Input for this task =
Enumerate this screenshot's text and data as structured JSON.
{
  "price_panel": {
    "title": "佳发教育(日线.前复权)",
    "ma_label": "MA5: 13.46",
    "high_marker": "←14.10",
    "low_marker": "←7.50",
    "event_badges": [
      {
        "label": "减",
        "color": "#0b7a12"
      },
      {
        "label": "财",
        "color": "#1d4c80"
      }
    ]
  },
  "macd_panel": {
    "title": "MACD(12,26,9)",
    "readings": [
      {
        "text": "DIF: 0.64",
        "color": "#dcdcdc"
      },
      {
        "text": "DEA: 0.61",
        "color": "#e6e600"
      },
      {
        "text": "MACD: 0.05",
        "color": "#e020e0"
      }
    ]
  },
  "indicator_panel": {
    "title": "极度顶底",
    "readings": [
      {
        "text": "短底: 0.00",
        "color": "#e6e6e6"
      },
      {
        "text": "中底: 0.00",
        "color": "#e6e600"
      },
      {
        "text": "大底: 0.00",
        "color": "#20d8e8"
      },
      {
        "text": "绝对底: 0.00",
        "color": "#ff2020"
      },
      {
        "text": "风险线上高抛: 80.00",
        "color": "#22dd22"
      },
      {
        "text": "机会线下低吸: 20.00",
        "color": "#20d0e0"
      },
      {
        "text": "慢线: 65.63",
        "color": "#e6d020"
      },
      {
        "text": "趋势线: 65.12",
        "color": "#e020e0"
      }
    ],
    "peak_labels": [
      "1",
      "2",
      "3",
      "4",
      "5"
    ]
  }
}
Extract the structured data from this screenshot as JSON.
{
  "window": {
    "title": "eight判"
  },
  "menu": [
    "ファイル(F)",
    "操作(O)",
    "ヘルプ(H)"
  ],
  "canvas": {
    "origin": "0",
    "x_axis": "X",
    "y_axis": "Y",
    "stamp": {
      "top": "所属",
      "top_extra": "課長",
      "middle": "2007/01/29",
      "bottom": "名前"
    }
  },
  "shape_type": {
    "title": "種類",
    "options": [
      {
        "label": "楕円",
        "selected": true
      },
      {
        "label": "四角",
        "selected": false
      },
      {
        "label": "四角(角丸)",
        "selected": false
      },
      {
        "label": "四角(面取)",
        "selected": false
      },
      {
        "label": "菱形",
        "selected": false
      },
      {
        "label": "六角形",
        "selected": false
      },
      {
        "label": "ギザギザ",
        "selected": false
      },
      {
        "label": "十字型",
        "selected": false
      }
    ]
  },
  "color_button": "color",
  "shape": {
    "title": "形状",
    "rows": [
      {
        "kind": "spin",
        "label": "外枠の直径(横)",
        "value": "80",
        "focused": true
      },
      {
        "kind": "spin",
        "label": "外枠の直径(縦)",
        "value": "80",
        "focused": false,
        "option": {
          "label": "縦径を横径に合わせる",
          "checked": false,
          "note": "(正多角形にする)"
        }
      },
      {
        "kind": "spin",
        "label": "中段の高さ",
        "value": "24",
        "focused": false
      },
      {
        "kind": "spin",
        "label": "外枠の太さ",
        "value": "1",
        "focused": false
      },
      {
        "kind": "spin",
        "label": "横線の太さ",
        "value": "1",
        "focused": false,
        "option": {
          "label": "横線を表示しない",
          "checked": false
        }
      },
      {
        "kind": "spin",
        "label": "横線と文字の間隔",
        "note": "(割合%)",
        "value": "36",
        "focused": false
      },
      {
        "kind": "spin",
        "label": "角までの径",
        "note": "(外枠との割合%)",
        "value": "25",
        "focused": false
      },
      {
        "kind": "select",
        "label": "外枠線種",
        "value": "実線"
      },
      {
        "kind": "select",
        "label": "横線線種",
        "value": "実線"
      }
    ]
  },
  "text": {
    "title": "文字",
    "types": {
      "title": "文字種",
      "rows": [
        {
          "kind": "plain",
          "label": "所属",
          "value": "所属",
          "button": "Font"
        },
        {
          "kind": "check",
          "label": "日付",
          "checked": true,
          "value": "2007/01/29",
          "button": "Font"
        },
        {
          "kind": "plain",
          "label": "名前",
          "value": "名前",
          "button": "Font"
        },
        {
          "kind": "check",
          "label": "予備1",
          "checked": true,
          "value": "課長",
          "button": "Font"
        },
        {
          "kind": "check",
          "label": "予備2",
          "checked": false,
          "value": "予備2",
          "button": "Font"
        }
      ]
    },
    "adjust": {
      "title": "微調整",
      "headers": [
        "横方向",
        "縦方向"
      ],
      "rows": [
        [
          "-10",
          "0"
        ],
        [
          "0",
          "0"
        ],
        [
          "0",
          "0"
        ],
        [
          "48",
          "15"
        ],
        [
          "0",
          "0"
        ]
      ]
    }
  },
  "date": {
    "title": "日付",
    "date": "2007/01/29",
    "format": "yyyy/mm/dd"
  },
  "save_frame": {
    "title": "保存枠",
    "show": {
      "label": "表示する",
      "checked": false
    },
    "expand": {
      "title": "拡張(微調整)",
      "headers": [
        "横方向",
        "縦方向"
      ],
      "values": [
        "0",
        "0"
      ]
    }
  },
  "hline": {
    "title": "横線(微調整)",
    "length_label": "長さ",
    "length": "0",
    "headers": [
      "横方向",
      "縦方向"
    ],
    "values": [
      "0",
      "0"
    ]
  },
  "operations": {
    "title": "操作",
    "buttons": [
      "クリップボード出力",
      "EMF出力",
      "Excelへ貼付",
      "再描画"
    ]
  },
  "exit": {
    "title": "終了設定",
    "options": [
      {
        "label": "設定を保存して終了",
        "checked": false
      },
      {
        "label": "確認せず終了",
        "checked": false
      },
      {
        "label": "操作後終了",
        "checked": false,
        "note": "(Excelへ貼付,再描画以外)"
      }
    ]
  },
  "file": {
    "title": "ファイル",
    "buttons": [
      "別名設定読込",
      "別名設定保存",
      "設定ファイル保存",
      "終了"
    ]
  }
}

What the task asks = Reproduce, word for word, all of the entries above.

Output for this task =
Enumerate this screenshot's text and data as structured JSON.
{
  "price_panel": {
    "title": "佳发教育(日线.前复权)",
    "ma_label": "MA5: 13.46",
    "high_marker": "←14.10",
    "low_marker": "←7.50",
    "event_badges": [
      {
        "label": "减",
        "color": "#0b7a12"
      },
      {
        "label": "财",
        "color": "#1d4c80"
      }
    ]
  },
  "macd_panel": {
    "title": "MACD(12,26,9)",
    "readings": [
      {
        "text": "DIF: 0.64",
        "color": "#dcdcdc"
      },
      {
        "text": "DEA: 0.61",
        "color": "#e6e600"
      },
      {
        "text": "MACD: 0.05",
        "color": "#e020e0"
      }
    ]
  },
  "indicator_panel": {
    "title": "极度顶底",
    "readings": [
      {
        "text": "短底: 0.00",
        "color": "#e6e6e6"
      },
      {
        "text": "中底: 0.00",
        "color": "#e6e600"
      },
      {
        "text": "大底: 0.00",
        "color": "#20d8e8"
      },
      {
        "text": "绝对底: 0.00",
        "color": "#ff2020"
      },
      {
        "text": "风险线上高抛: 80.00",
        "color": "#22dd22"
      },
      {
        "text": "机会线下低吸: 20.00",
        "color": "#20d0e0"
      },
      {
        "text": "慢线: 65.63",
        "color": "#e6d020"
      },
      {
        "text": "趋势线: 65.12",
        "color": "#e020e0"
      }
    ],
    "peak_labels": [
      "1",
      "2",
      "3",
      "4",
      "5"
    ]
  }
}
Extract the structured data from this screenshot as JSON.
{
  "window": {
    "title": "eight判"
  },
  "menu": [
    "ファイル(F)",
    "操作(O)",
    "ヘルプ(H)"
  ],
  "canvas": {
    "origin": "0",
    "x_axis": "X",
    "y_axis": "Y",
    "stamp": {
      "top": "所属",
      "top_extra": "課長",
      "middle": "2007/01/29",
      "bottom": "名前"
    }
  },
  "shape_type": {
    "title": "種類",
    "options": [
      {
        "label": "楕円",
        "selected": true
      },
      {
        "label": "四角",
        "selected": false
      },
      {
        "label": "四角(角丸)",
        "selected": false
      },
      {
        "label": "四角(面取)",
        "selected": false
      },
      {
        "label": "菱形",
        "selected": false
      },
      {
        "label": "六角形",
        "selected": false
      },
      {
        "label": "ギザギザ",
        "selected": false
      },
      {
        "label": "十字型",
        "selected": false
      }
    ]
  },
  "color_button": "color",
  "shape": {
    "title": "形状",
    "rows": [
      {
        "kind": "spin",
        "label": "外枠の直径(横)",
        "value": "80",
        "focused": true
      },
      {
        "kind": "spin",
        "label": "外枠の直径(縦)",
        "value": "80",
        "focused": false,
        "option": {
          "label": "縦径を横径に合わせる",
          "checked": false,
          "note": "(正多角形にする)"
        }
      },
      {
        "kind": "spin",
        "label": "中段の高さ",
        "value": "24",
        "focused": false
      },
      {
        "kind": "spin",
        "label": "外枠の太さ",
        "value": "1",
        "focused": false
      },
      {
        "kind": "spin",
        "label": "横線の太さ",
        "value": "1",
        "focused": false,
        "option": {
          "label": "横線を表示しない",
          "checked": false
        }
      },
      {
        "kind": "spin",
        "label": "横線と文字の間隔",
        "note": "(割合%)",
        "value": "36",
        "focused": false
      },
      {
        "kind": "spin",
        "label": "角までの径",
        "note": "(外枠との割合%)",
        "value": "25",
        "focused": false
      },
      {
        "kind": "select",
        "label": "外枠線種",
        "value": "実線"
      },
      {
        "kind": "select",
        "label": "横線線種",
        "value": "実線"
      }
    ]
  },
  "text": {
    "title": "文字",
    "types": {
      "title": "文字種",
      "rows": [
        {
          "kind": "plain",
          "label": "所属",
          "value": "所属",
          "button": "Font"
        },
        {
          "kind": "check",
          "label": "日付",
          "checked": true,
          "value": "2007/01/29",
          "button": "Font"
        },
        {
          "kind": "plain",
          "label": "名前",
          "value": "名前",
          "button": "Font"
        },
        {
          "kind": "check",
          "label": "予備1",
          "checked": true,
          "value": "課長",
          "button": "Font"
        },
        {
          "kind": "check",
          "label": "予備2",
          "checked": false,
          "value": "予備2",
          "button": "Font"
        }
      ]
    },
    "adjust": {
      "title": "微調整",
      "headers": [
        "横方向",
        "縦方向"
      ],
      "rows": [
        [
          "-10",
          "0"
        ],
        [
          "0",
          "0"
        ],
        [
          "0",
          "0"
        ],
        [
          "48",
          "15"
        ],
        [
          "0",
          "0"
        ]
      ]
    }
  },
  "date": {
    "title": "日付",
    "date": "2007/01/29",
    "format": "yyyy/mm/dd"
  },
  "save_frame": {
    "title": "保存枠",
    "show": {
      "label": "表示する",
      "checked": false
    },
    "expand": {
      "title": "拡張(微調整)",
      "headers": [
        "横方向",
        "縦方向"
      ],
      "values": [
        "0",
        "0"
      ]
    }
  },
  "hline": {
    "title": "横線(微調整)",
    "length_label": "長さ",
    "length": "0",
    "headers": [
      "横方向",
      "縦方向"
    ],
    "values": [
      "0",
      "0"
    ]
  },
  "operations": {
    "title": "操作",
    "buttons": [
      "クリップボード出力",
      "EMF出力",
      "Excelへ貼付",
      "再描画"
    ]
  },
  "exit": {
    "title": "終了設定",
    "options": [
      {
        "label": "設定を保存して終了",
        "checked": false
      },
      {
        "label": "確認せず終了",
        "checked": false
      },
      {
        "label": "操作後終了",
        "checked": false,
        "note": "(Excelへ貼付,再描画以外)"
      }
    ]
  },
  "file": {
    "title": "ファイル",
    "buttons": [
      "別名設定読込",
      "別名設定保存",
      "設定ファイル保存",
      "終了"
    ]
  }
}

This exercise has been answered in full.